With the changes in automotive technology, and the explosive growth in onboard vehicle infotainment systems, you can rest assured that vehicles will offer you many opportunities in the coming years.
When setting your short-term goals, don't make the mistake of making them unrealistic, as so many do. In a business environment the purpose of short-term goals should be to bring out the best in people, and inspire them to think differently at the same time. Accordingly, they should be just out of reach but not out of sight. Studies carried out at Harvard University have indicated that short-term goals need to be reached only 50 percent of the time for them to effectively change the way we think, and if they are reached more frequently than 80 percent of the time, they are not challenging enough.
Finally, whenever possible, you should break your annual goals down into quarterly, monthly, weekly, and daily goals. When your technicians and service advisors go to work each day, they should know precisely what needs to be accomplished by the end of the day in order to view their performance as a success.
If you haven’t already done so, now is the time for you to solidify your 2017 goals, and to revisit your long-term goals as well. I realize that many of you may not have taken this step yet, so here's a starter list of 20 categories you may want to consider:
1. Long-term growth goals, which may include diversification into other product or service lines, expansion, or additional facilities
2. Long-term real estate goals that may include acquisition or mortgage reduction
3. An annual sales goal that includes the financial growth of your business
4. Monthly and quarterly sales goals that are seasonally adjusted
5. Marketing goals that include the acquisition of both new customers and market share
6. 5-star review goals
7. Average repair order goals that are predicated on complete, ethical vehicle inspections
8. Car count goals that are predicated on your annual sales and annual repair order goals
9. Gross profit goals
10. Productivity and efficiency goals for your technicians
11. Closing-ratio goals for your service advisors
12. Customer satisfaction goals
13. Customer retention goals
14. Personal referral goals
15. Operating expense goals that are predicated on past performance and projected budgets

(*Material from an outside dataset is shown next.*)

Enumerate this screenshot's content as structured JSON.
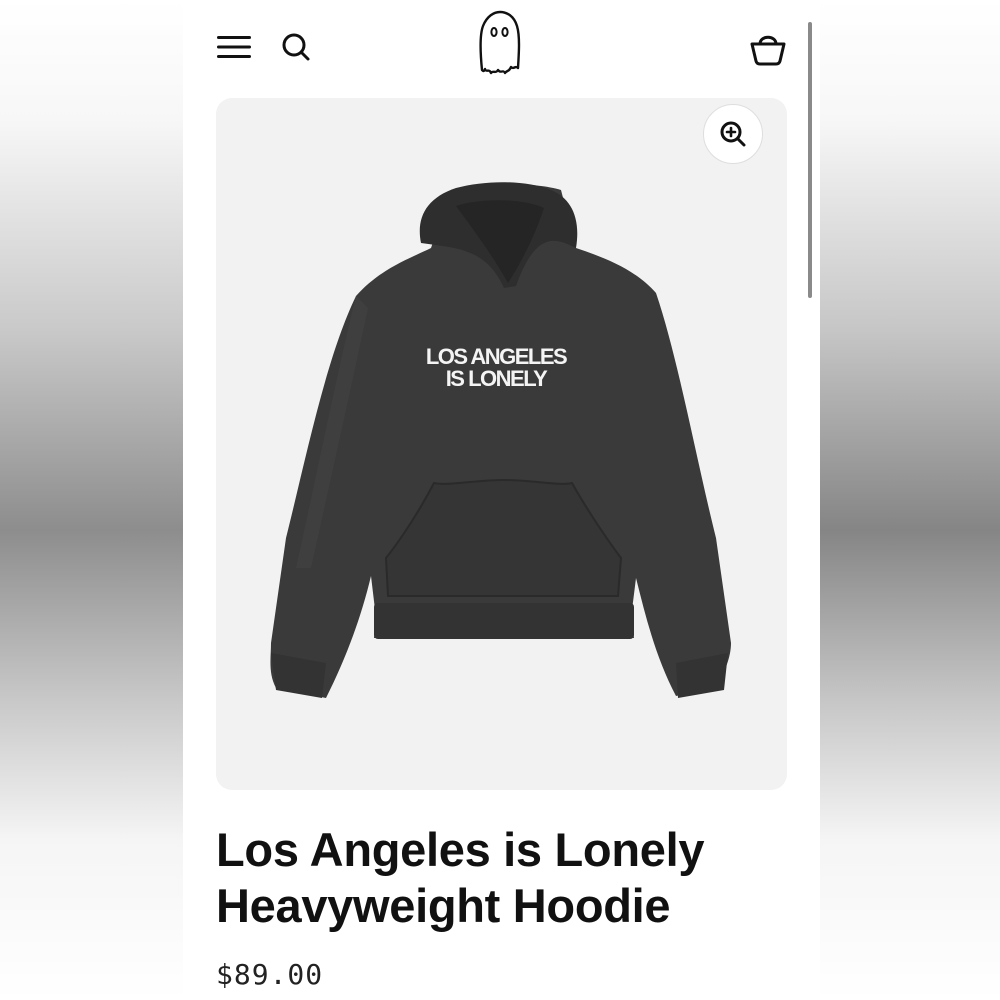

16. Income goals
17. Debt reduction goals
18. Goals that are relative to any exit plan or succession strategy
19. Career development goals
20. Personal development goals
Since 1990, Bob Cooper has been the president of Elite (www.EliteWorldwide.com), a company that strives to help shop owners reach their goals and live happier lives, while elevating the industry at the same time. The company offers one-on-one coaching from the industry’s top shop owners, service advisor training, peer groups, along with sales, marketing and shop management courses.
By Bob Cooper